This was taken from the case of Puttaswamy v Union of India. The case entrenched the right to privacy under Indian law. The infographic provides a useful means for distilling the concept of privacy and it’s scope.
Personal data, such as your name, likeness, birthday or any other information which can be used to identify you is highly sensitive.
Protecting and bringing actions on the basis of your personal data being harvested, used or misused is a key foundational right to privacy. Continue reading
Law firm Brabners LLP has just issued a claim in the Chancery Division of the High Court against the Sun on behalf of client Ben Stokes. The claim is for misuse of private information in relation to an article run by the outlet which examined elements of the cricketers family life. Continue reading
Following issuing a strong statement denouncing the British Press on 01 October 2019 Prince Harry has launched his own legal claim against news outlets the Sun, News of the World and Daily Mirror for phone hacking.
The case comes following his spouse Meghan Markle issuing proceedings against the Mail on Sunday on grounds of misuse of private information, breach of copyright and the Data Protection Act 2018.
Many practitioners will be aware of the leading phone hacking case of Gulati, which covered historic News of the World phone hacking. This set the bar for damages at £10,000 per year of serious phone hacking. The case set out standardised elements and covered awards for a variety of famous claimants.
Prince Harry is set to be the latest of these claimants in a series of litigation the likes which is unprecedented from the Royal Family. It is now apparent why his statement was so strong worded.
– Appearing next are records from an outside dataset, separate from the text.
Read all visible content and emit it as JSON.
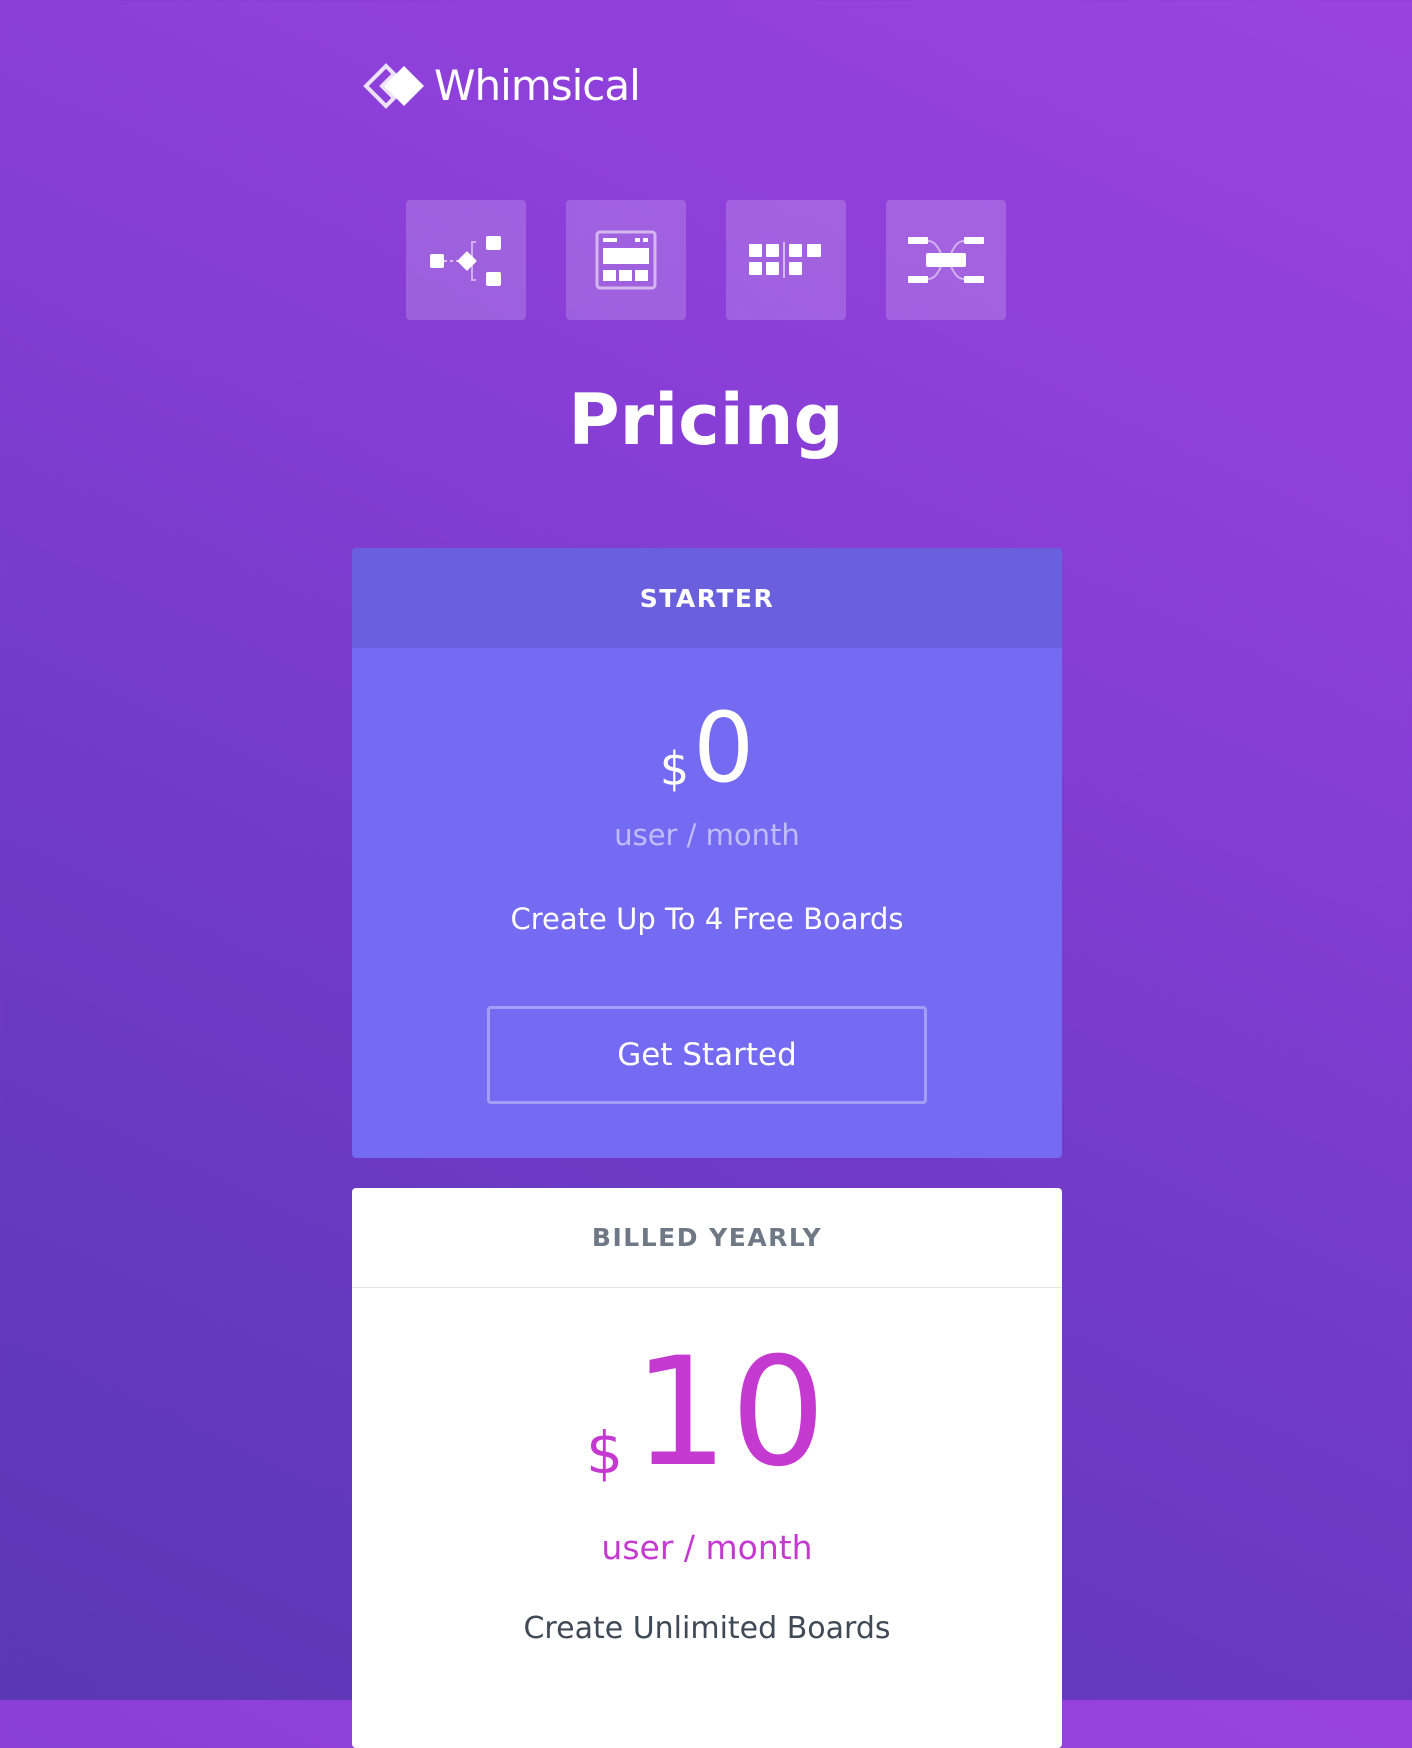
{
  "brand": {
    "name": "Whimsical"
  },
  "products": [
    {
      "icon": "flowchart-icon"
    },
    {
      "icon": "wireframe-icon"
    },
    {
      "icon": "board-grid-icon"
    },
    {
      "icon": "mindmap-icon"
    }
  ],
  "page": {
    "title": "Pricing"
  },
  "plans": {
    "starter": {
      "header": "STARTER",
      "currency": "$",
      "amount": "0",
      "unit": "user / month",
      "description": "Create Up To 4 Free Boards",
      "cta": "Get Started"
    },
    "yearly": {
      "header": "BILLED YEARLY",
      "currency": "$",
      "amount": "10",
      "unit": "user / month",
      "description": "Create Unlimited Boards"
    }
  },
  "colors": {
    "background_top": "#9a42e0",
    "background_bottom": "#5a37b4",
    "starter_card": "#746bf2",
    "starter_header": "#6a60dd",
    "accent_price": "#c43ad0",
    "muted_text": "#6e7985"
  }
}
This is the most significant action of the Royal Family against the press to date.
The Duchess of Sussex, Meghan Markle, is suing Associated Newspapers (parent company of the Mail on Sunday) for misuse of private information, infringement of copyright and breach of the Data Protection Act 2018.
The official statement on the matter can be found on the Duke and Duchess’ website. The action comes after the Mail on Sunday ran an article in February 2019 publishing a personal letter from the Duchess to her father.
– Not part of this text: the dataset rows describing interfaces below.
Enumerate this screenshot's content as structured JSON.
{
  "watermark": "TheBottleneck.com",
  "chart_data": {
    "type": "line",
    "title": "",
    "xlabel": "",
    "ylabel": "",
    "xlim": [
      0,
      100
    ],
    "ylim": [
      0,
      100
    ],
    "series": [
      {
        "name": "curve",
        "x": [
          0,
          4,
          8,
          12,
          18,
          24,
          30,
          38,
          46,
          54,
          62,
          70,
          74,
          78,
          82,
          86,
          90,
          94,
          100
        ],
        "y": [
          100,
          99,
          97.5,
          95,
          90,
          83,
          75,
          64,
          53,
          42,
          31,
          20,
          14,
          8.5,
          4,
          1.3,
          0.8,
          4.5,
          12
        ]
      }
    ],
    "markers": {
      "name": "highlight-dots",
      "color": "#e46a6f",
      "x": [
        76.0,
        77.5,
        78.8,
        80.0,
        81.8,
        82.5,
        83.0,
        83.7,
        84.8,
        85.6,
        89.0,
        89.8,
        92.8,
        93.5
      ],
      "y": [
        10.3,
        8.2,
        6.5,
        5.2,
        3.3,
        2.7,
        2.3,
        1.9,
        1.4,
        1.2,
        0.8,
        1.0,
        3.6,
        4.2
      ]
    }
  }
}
The Duchess has turned to specialist reputation management law firm Schillings, which issued the following statement:
“We have initiated legal proceedings against the Mail on Sunday, and its parent company Associated Newspapers, over the intrusive and unlawful publication of a private letter written by the Duchess of Sussex, which is part of a campaign by this media group to publish false and deliberately derogatory stories about her, as well as her husband. Given the refusal of Associated Newspapers to resolve this issue satisfactorily, we have issued proceedings to redress this breach of privacy, infringement of copyright and the aforementioned media agenda”.
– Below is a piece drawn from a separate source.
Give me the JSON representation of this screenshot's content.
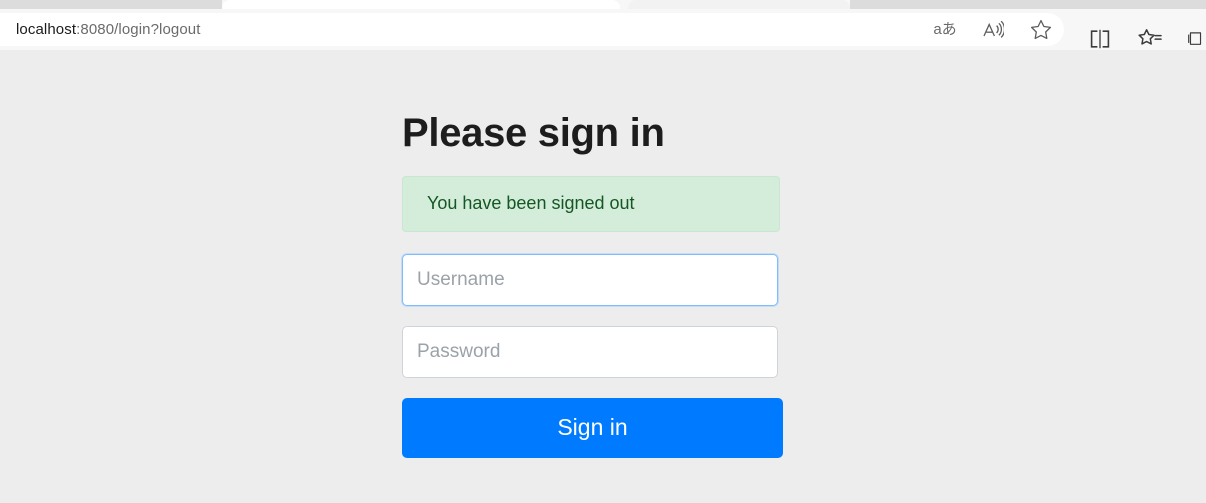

The case is being privately funded with any proceeds being donated to an anti-bullying charity.
The Supreme Court has heard a case on establishing the meaning of the statement “he tried to strangle me”. The case concerned and exchange between Mrs Stocker and an Ms Bligh (then Mr Stocker’s partner) on Facebook in which Mrs Stocker alleged that Mr Stocker tried to strangle her.
In this context, Mrs Stocker also alleged that Mr Stocker had been removed from the house following issuing threats against her, that there were some “gun issues” and that the police had determined he had breached a non-molestation order. Continue reading